(Interface dataset entries)
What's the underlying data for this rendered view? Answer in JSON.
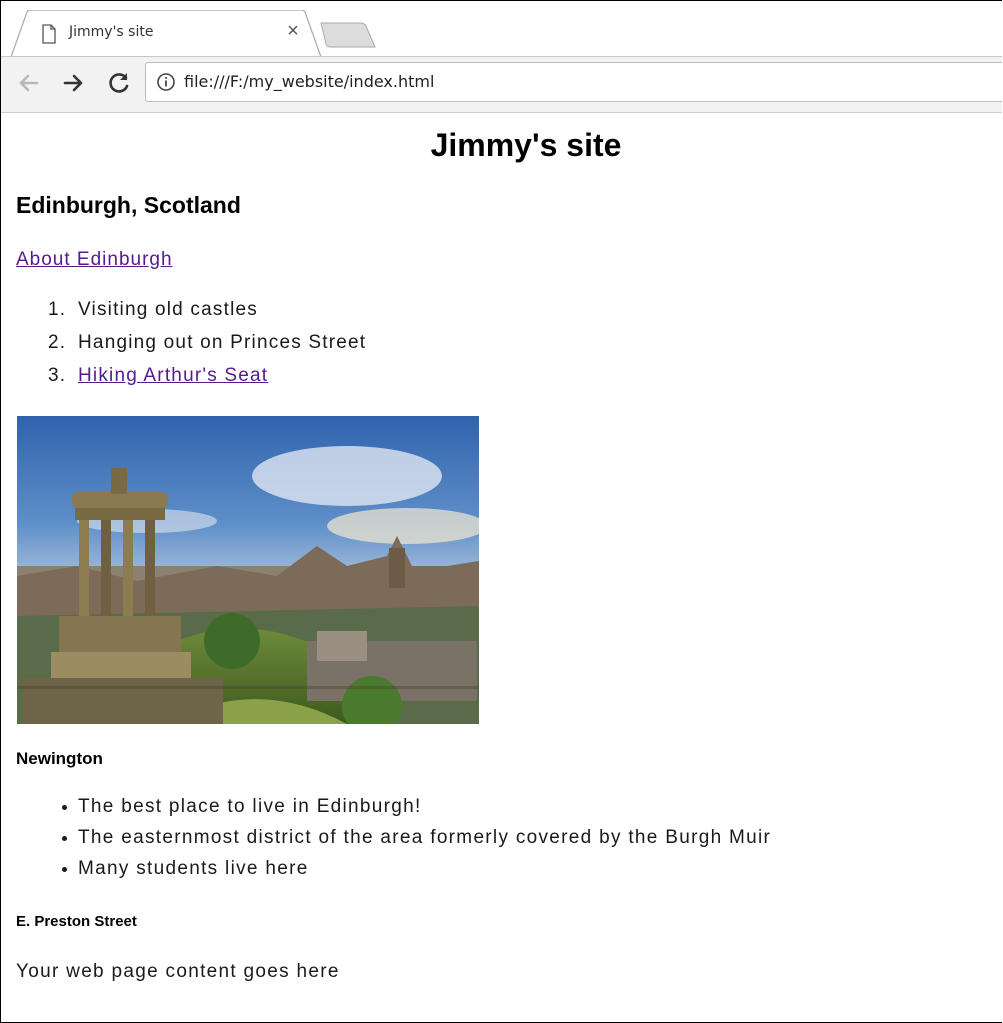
{
  "browser": {
    "tab_title": "Jimmy's site",
    "tab_close": "×",
    "url": "file:///F:/my_website/index.html",
    "icons": [
      "page-icon",
      "close-icon",
      "new-tab-icon",
      "back-arrow-icon",
      "forward-arrow-icon",
      "reload-icon",
      "info-icon"
    ]
  },
  "page": {
    "title": "Jimmy's site",
    "heading": "Edinburgh, Scotland",
    "about_link": "About Edinburgh",
    "ordered_list": [
      {
        "num": "1.",
        "text": "Visiting old castles"
      },
      {
        "num": "2.",
        "text": "Hanging out on Princes Street"
      },
      {
        "num": "3.",
        "text": "Hiking Arthur's Seat"
      }
    ],
    "subheading": "Newington",
    "bullet_list": [
      "The best place to live in Edinburgh!",
      "The easternmost district of the area formerly covered by the Burgh Muir",
      "Many students live here"
    ],
    "minor_heading": "E. Preston Street",
    "paragraph": "Your web page content goes here"
  },
  "colors": {
    "visited_link": "#551a8b",
    "toolbar_bg": "#f2f2f2"
  }
}
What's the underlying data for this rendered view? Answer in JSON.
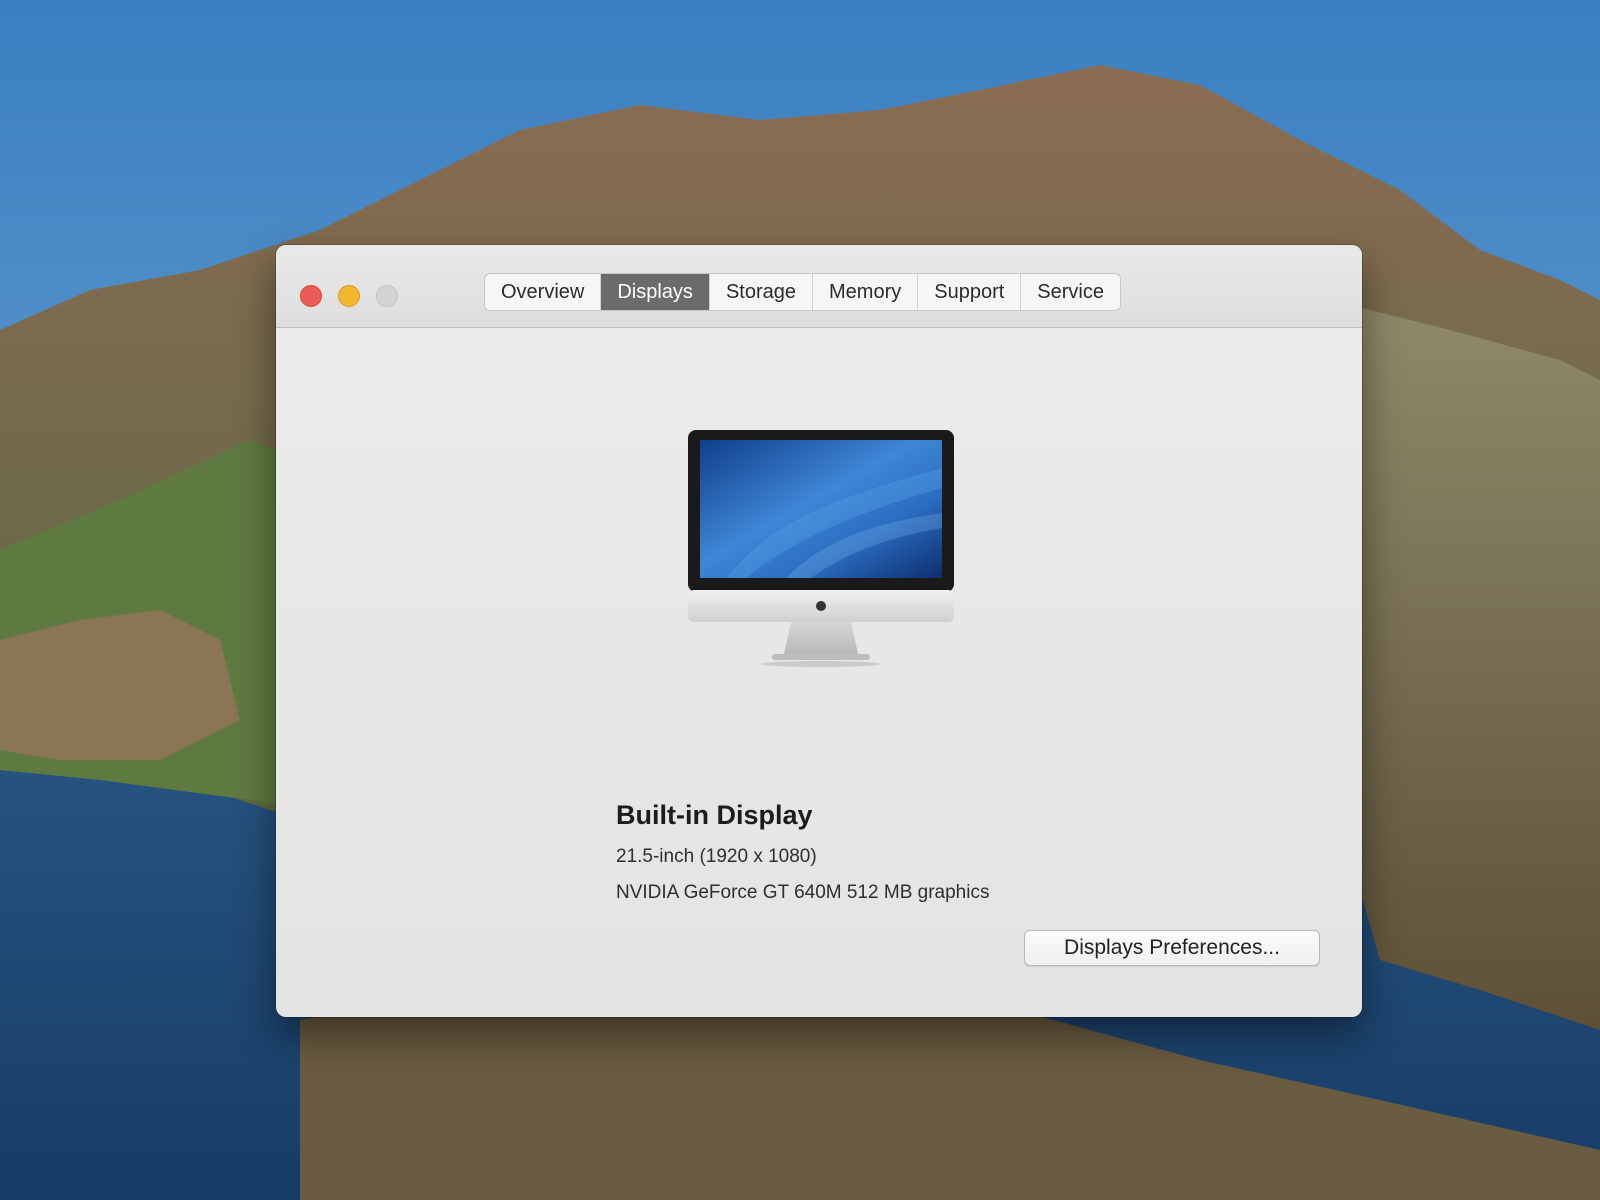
{
  "window": {
    "tabs": [
      {
        "label": "Overview",
        "active": false
      },
      {
        "label": "Displays",
        "active": true
      },
      {
        "label": "Storage",
        "active": false
      },
      {
        "label": "Memory",
        "active": false
      },
      {
        "label": "Support",
        "active": false
      },
      {
        "label": "Service",
        "active": false
      }
    ]
  },
  "display": {
    "icon": "imac-icon",
    "title": "Built-in Display",
    "size": "21.5-inch (1920 x 1080)",
    "graphics": "NVIDIA GeForce GT 640M 512 MB graphics"
  },
  "buttons": {
    "preferences_label": "Displays Preferences..."
  },
  "colors": {
    "close": "#ee5b55",
    "minimize": "#f3b72f",
    "zoom": "#d4d4d4",
    "active_tab": "#6b6b6b"
  }
}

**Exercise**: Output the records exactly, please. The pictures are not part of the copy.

**Solution to the problem**:
What's the underlying data for this rendered view? Answer in JSON.
{
  "browser": {
    "tab_title": "Jimmy's site",
    "tab_close": "×",
    "url": "file:///F:/my_website/index.html",
    "icons": [
      "page-icon",
      "close-icon",
      "new-tab-icon",
      "back-arrow-icon",
      "forward-arrow-icon",
      "reload-icon",
      "info-icon"
    ]
  },
  "page": {
    "title": "Jimmy's site",
    "heading": "Edinburgh, Scotland",
    "about_link": "About Edinburgh",
    "ordered_list": [
      {
        "num": "1.",
        "text": "Visiting old castles"
      },
      {
        "num": "2.",
        "text": "Hanging out on Princes Street"
      },
      {
        "num": "3.",
        "text": "Hiking Arthur's Seat"
      }
    ],
    "subheading": "Newington",
    "bullet_list": [
      "The best place to live in Edinburgh!",
      "The easternmost district of the area formerly covered by the Burgh Muir",
      "Many students live here"
    ],
    "minor_heading": "E. Preston Street",
    "paragraph": "Your web page content goes here"
  },
  "colors": {
    "visited_link": "#551a8b",
    "toolbar_bg": "#f2f2f2"
  }
}
What's the underlying data for this rendered view? Answer in JSON.
{
  "window": {
    "tabs": [
      {
        "label": "Overview",
        "active": false
      },
      {
        "label": "Displays",
        "active": true
      },
      {
        "label": "Storage",
        "active": false
      },
      {
        "label": "Memory",
        "active": false
      },
      {
        "label": "Support",
        "active": false
      },
      {
        "label": "Service",
        "active": false
      }
    ]
  },
  "display": {
    "icon": "imac-icon",
    "title": "Built-in Display",
    "size": "21.5-inch (1920 x 1080)",
    "graphics": "NVIDIA GeForce GT 640M 512 MB graphics"
  },
  "buttons": {
    "preferences_label": "Displays Preferences..."
  },
  "colors": {
    "close": "#ee5b55",
    "minimize": "#f3b72f",
    "zoom": "#d4d4d4",
    "active_tab": "#6b6b6b"
  }
}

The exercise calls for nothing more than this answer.